==== Supplied records

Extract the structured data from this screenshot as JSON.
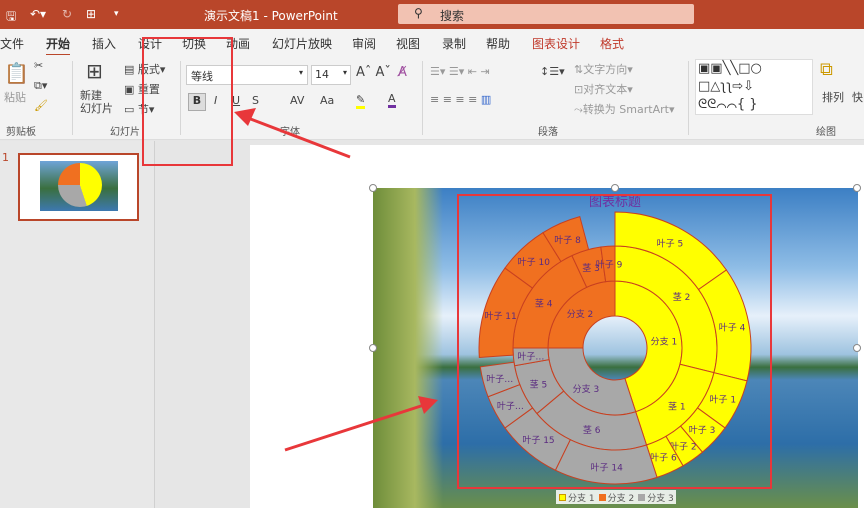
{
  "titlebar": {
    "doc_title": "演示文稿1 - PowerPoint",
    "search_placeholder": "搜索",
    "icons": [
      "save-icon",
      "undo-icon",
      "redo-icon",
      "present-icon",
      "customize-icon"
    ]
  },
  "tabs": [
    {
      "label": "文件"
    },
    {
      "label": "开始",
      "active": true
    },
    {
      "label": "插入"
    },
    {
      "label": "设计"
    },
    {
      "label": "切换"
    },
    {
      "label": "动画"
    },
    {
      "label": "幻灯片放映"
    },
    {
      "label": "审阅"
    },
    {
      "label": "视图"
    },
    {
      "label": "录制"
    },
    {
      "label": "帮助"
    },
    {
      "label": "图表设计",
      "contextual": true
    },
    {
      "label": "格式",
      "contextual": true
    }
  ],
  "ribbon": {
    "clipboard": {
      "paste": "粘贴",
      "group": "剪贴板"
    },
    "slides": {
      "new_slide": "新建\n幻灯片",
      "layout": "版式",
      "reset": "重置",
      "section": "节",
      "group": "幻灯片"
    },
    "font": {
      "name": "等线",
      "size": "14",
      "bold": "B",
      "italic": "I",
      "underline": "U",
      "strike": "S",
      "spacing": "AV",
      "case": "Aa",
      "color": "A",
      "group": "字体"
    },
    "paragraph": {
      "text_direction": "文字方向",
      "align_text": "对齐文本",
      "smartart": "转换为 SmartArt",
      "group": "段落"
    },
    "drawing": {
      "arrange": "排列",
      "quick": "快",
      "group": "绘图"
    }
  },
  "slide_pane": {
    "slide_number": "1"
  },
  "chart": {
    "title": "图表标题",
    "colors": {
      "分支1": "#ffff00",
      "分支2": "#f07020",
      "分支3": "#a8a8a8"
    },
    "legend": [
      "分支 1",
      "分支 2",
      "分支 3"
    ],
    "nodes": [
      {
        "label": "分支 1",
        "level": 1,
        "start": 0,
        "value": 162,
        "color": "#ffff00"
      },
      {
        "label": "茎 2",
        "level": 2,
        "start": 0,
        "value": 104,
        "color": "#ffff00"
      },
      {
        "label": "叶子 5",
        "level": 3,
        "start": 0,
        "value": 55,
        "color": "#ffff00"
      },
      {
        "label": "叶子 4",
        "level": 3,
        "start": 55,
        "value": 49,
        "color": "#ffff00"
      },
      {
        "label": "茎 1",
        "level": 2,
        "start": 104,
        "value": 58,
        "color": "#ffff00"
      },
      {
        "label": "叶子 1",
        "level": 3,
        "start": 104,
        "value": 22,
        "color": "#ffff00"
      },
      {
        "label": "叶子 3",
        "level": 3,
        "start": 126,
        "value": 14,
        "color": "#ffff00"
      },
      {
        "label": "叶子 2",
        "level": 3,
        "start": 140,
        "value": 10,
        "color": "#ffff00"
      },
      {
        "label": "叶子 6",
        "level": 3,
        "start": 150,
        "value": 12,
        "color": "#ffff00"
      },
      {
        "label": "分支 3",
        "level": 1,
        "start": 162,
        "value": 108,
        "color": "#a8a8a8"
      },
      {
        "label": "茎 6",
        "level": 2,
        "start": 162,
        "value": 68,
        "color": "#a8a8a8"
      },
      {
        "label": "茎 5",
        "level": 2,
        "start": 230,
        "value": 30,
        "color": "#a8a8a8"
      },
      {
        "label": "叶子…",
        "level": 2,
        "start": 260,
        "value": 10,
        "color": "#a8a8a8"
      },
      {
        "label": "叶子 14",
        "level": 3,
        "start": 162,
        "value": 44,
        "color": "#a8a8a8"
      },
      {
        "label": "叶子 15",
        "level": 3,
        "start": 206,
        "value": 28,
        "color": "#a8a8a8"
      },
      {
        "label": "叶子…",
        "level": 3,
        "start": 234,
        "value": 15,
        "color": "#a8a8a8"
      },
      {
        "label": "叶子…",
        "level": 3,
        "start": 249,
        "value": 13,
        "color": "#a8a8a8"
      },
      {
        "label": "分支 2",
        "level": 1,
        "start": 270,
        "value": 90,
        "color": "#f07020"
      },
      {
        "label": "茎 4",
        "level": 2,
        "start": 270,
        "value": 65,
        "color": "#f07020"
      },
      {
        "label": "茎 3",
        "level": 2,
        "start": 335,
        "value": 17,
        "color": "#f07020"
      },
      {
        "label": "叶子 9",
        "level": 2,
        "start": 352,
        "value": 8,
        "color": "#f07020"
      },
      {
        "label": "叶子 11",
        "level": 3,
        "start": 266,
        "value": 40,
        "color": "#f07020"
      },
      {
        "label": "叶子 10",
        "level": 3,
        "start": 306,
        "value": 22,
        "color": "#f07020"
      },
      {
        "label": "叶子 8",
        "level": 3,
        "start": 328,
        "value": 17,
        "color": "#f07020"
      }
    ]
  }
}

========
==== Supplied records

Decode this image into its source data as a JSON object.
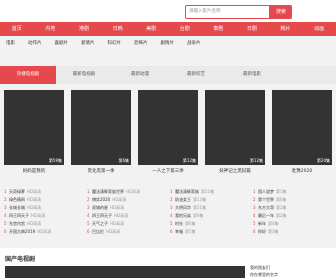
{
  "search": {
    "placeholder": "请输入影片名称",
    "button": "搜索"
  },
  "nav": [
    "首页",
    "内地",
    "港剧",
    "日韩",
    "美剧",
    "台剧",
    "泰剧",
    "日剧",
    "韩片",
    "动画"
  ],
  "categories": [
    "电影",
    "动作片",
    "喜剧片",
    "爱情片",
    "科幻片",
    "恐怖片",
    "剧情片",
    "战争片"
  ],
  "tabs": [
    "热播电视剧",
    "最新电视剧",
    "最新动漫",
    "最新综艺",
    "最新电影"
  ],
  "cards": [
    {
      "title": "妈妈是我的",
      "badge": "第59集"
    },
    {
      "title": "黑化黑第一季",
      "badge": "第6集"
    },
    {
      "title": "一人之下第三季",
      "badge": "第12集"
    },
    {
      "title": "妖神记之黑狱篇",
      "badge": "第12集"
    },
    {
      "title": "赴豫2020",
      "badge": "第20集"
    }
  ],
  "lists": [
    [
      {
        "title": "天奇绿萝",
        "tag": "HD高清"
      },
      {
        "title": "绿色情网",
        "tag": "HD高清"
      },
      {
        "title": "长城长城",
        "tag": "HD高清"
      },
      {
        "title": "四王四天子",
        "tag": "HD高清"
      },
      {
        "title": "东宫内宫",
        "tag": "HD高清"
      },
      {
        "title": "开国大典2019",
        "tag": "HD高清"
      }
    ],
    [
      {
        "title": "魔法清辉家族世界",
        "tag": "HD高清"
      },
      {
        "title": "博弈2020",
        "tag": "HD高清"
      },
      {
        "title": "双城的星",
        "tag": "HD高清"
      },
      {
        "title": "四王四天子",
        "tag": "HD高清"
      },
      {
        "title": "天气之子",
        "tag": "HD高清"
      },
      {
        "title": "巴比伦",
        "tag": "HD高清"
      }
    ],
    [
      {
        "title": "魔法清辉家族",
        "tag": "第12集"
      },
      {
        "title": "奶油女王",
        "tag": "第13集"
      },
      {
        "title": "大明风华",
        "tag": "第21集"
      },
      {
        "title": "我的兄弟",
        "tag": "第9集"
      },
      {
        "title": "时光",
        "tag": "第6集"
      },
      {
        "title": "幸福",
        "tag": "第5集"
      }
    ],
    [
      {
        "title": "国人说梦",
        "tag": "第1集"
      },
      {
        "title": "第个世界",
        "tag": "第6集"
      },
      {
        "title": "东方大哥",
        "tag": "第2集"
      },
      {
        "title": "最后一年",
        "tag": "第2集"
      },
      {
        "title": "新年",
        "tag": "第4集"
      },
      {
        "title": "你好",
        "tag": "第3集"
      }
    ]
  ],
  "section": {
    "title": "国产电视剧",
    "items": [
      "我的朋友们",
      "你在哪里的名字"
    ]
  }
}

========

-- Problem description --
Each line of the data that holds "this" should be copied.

-- Expected answer --
Extract the structured data from this screenshot as JSON.
Decode this image into its source data as a JSON object.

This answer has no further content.